This question aims to bring out how your previous work experience will be a benefit to the new position. It can be either easy or hard depending on circumstances. If for example, you are applying to a similar job, then it’s pretty simple and straightforward. However, if you are switching career tracks this can be tricky. Add what experience you have that you really do think would help the company out, but don’t try to force it. Welding skills won’t help you as a banker. If it doesn’t help, then it doesn’t help.
But that doesn’t mean you’re out of luck. Plenty of skills transfer over, talk about teamwork, crushing deadlines, or customer service, all of these thing are useful.
What would your coworkers say are your best qualities?
You have to be careful here. If you exaggerate it will come off as unbelievable and arrogant, but if it isn’t a clear answer then you run the risk of seeming like you never bothered to talk to them. Which is bad news, because they want someone who will integrate with their team.
If you can, then the best preparation is to actually ask your coworkers this question before the interview. If you know what they actually said, then it takes all the guess-work out. Make a point to back up each one with real examples of your work.
Now if you don’t feel comfortable talking with your old group, then you’ll want to think about anything they said regarding your work in the past. If they ever praised you or complimented your strategies work those together to get a believable answer.
What do you consider to be your biggest failure?
Don’t be a downer here. They really aren’t looking at what crushed your hopes and dreams, they want to know about a mistake that you made, but more importantly, how you grew in the aftermath to make sure that it would never happen again.
Make sure to be positive about the experience, and paint it as a learning tool that helped you get where you are today. You also want to make sure that you come off as accountable, so don’t throw the blame. This “Your” biggest failure after all.
What makes a good manager?
This is a complicated question. The answer heavily depends on what position you are seeking. If it’s a management position you need to exemplify what you would do as a leader to effectively manage your team. If it’s not, then you want your answers to appeal to what the hiring manager desires in an employee.
Either way, a few good things you can say are managers who value time, give constructive feedback, provide support for their team, and help employees to progress in their careers.

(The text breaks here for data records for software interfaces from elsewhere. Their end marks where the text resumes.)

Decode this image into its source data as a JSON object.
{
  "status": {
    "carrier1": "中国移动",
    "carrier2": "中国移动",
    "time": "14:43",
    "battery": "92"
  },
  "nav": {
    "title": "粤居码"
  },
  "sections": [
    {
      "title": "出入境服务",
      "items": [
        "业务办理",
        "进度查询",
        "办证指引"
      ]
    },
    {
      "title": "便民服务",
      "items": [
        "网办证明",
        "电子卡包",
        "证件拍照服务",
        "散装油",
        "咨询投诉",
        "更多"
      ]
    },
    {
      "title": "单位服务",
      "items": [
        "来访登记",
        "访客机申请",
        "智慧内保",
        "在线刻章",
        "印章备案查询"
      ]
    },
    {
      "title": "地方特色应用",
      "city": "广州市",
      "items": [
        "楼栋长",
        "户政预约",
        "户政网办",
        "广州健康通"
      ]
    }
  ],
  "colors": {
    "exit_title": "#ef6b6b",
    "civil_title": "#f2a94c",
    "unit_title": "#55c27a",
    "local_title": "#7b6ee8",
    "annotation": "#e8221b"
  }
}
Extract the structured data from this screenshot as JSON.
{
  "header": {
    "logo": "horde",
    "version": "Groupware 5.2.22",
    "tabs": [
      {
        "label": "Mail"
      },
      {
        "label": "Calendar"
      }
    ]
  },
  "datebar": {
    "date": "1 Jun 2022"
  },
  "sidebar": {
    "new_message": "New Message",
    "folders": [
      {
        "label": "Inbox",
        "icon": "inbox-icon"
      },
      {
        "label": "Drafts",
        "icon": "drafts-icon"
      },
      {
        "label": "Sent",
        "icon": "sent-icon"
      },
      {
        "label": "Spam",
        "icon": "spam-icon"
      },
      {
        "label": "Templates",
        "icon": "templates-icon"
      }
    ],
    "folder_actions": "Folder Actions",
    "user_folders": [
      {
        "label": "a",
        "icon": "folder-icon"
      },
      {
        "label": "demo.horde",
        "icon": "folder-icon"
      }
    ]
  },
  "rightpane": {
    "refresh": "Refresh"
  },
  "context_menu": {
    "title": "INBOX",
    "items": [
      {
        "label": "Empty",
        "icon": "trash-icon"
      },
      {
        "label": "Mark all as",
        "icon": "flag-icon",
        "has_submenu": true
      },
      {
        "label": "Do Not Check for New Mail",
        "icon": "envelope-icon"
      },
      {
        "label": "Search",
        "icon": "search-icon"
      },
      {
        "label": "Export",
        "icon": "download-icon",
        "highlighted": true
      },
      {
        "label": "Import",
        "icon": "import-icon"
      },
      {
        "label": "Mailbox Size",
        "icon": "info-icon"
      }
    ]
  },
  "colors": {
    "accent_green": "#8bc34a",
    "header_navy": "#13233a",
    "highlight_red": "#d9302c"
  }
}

How do you deal with pressure at work?
You want to show how you exactly what steps you take to keep things together when the heat is on. If you tune out distractions and lock down on a task, then let them know. This is a good opportunity to give an example of a difficult situation and what you did to resolve it.
Take time to really think this one through before it catches you in an interview. If you don’t have an answer they may think that you crack under pressure, which isn’t an admirable trait in an employee.
What is this gap in your work history?
If you have a gap in your work history, then be ready because it’s coming up. Nobody wants to hire someone who is lazy, and doing nothing for a while is an indicator of that. So this questions is more of an inevitability if you meet the conditions.
The key here is to paint the reason why in a positive light. Don’t make it seem like it was you darkest days, even if they were. Try to use the experience you got over the gap as a means of stating how it helped your personal growth. If you can do that, you can make it look like an asset.
The most important thing to remember here though, is not to lie. If you really did have a gap in your work experience, lying about it can be easily brought to light. Many employers actually do contact your references, which means they will most likely find the truth quickly. And even if you do get the job, they may fire you for being dishonest should it come to that down the road.
Here are some tips to do better for the rest of the interview:
As you can see, there is a lot that goes into getting ready for an interview. But if you put in the time and effort to really prepare yourself these 20 most asked interview questions, then you’ll you just might find yourself with a great new job.